16:00-16:30Coffee Break
16:30-17:30 Session 108: Plenary
SMT-based Verification of Distributed Network Control Planes

ABSTRACT. The network control plane is a complex distributed system that runs various protocols for exchanging messages between routers and selecting paths for routing traffic. Errors in control plane configurations can lead to expensive outages or critical security breaches. The last decade has seen tremendous advances in applying formal methods to ensure their correctness.

In this talk, I will describe our logic-based approach that leverages Satisfiability Modulo Theory (SMT) solvers to verify a wide variety of network correctness properties including reachability, fault-tolerance, router equivalence, and load balancing. Although this approach is general and powerful, and works well for small-sized networks (with a few hundred routers), there are scalability challenges. I will then describe some recent improvements based on key abstractions and modular assume-guarantee reasoning that have enabled our SMT-based approach to successfully handle large-sized networks (with several thousands of routers), similar to those in operation in modern data centers.
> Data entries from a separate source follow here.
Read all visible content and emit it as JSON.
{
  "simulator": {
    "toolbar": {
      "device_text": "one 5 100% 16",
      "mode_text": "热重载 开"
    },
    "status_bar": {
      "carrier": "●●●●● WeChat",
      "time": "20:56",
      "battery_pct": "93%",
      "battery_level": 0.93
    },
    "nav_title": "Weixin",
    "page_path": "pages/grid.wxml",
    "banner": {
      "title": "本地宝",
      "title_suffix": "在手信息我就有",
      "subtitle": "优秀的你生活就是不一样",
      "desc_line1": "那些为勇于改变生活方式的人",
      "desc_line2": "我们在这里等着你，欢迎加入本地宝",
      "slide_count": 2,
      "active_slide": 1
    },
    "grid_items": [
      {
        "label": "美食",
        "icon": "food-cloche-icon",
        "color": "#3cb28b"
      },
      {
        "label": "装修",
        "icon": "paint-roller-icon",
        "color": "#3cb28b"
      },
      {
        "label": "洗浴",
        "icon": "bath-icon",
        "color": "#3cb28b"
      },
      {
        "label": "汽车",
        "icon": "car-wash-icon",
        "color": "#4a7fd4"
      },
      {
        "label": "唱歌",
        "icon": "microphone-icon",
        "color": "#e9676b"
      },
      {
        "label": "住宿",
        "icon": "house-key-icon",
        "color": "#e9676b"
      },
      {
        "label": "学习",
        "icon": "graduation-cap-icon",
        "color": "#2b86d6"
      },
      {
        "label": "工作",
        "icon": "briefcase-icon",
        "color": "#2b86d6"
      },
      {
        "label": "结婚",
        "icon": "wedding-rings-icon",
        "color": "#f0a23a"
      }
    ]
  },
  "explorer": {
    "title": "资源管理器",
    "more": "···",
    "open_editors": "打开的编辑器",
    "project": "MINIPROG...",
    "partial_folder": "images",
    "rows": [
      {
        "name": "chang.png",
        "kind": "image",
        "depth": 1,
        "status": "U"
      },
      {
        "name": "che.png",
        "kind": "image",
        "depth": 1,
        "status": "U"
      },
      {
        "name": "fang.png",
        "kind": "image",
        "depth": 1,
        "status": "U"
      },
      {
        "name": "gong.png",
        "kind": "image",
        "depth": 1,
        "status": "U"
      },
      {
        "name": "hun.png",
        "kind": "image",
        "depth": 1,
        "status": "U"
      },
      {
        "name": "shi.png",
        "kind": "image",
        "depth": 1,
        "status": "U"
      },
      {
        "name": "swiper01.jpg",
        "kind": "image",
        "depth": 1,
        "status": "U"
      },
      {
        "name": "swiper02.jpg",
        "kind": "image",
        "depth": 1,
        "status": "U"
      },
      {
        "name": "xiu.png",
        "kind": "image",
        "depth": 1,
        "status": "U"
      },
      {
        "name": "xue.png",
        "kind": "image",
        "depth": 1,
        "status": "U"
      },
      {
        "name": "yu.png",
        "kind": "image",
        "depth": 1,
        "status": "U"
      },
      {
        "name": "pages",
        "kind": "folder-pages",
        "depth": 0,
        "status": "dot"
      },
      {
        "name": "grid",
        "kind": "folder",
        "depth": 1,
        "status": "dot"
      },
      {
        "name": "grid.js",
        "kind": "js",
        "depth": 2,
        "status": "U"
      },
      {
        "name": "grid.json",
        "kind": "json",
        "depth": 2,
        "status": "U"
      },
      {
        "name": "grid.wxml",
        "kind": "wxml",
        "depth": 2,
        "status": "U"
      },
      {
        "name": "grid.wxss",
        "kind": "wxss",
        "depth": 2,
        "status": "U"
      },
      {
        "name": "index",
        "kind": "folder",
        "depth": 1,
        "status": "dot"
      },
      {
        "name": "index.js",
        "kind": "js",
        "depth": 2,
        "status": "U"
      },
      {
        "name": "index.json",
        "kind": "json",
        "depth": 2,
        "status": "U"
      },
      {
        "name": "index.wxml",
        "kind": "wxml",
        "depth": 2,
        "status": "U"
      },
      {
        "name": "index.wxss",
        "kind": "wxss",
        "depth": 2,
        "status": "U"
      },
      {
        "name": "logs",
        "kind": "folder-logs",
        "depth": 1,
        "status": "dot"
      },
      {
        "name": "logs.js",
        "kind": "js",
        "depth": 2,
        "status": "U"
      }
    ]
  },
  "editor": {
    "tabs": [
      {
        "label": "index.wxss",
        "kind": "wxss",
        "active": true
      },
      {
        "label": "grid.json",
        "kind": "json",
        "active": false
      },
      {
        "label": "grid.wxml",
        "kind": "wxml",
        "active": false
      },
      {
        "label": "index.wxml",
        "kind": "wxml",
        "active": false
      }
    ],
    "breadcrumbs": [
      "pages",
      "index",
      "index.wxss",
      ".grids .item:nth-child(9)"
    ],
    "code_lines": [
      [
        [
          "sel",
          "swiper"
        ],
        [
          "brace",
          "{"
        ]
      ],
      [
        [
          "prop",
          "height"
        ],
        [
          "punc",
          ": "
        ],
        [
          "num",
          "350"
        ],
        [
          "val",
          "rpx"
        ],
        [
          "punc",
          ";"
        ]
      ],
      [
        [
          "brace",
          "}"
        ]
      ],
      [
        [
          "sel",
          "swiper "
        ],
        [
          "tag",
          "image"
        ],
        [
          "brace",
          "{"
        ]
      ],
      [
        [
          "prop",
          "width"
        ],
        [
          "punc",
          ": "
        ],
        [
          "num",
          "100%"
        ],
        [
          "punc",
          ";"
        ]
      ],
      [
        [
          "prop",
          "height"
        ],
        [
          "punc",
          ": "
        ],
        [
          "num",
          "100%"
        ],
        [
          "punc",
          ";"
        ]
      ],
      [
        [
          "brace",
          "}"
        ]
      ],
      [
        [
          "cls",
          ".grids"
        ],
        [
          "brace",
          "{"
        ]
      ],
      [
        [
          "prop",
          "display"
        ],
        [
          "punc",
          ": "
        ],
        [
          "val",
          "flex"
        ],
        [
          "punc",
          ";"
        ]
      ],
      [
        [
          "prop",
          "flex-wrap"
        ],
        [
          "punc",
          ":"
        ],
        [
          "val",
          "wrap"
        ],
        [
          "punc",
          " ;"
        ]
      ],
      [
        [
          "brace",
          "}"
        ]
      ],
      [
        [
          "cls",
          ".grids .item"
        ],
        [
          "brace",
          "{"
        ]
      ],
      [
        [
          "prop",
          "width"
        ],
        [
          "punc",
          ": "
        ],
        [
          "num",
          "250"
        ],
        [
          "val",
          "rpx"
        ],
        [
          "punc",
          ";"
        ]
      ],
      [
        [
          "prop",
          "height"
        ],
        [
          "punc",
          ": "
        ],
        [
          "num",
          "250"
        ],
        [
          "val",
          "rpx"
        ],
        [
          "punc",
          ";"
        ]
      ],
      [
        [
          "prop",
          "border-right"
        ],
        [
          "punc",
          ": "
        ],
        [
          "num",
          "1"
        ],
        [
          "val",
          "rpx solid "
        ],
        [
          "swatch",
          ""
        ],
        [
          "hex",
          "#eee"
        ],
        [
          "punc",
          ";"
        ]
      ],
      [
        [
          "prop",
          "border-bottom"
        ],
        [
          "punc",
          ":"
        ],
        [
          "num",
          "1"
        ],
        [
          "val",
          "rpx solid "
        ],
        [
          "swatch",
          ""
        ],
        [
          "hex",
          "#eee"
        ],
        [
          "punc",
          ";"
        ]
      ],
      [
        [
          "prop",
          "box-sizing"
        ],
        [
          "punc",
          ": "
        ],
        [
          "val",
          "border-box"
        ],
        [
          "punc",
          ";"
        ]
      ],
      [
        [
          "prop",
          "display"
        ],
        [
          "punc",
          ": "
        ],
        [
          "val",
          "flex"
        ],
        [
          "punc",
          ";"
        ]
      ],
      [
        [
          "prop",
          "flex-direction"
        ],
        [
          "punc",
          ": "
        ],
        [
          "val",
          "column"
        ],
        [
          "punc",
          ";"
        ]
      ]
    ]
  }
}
This talk describes joint work with Ryan Beckett, Ratul Mahajan, Divya Raghunathan, Timothy Alberdingk Thijm, and David Walker.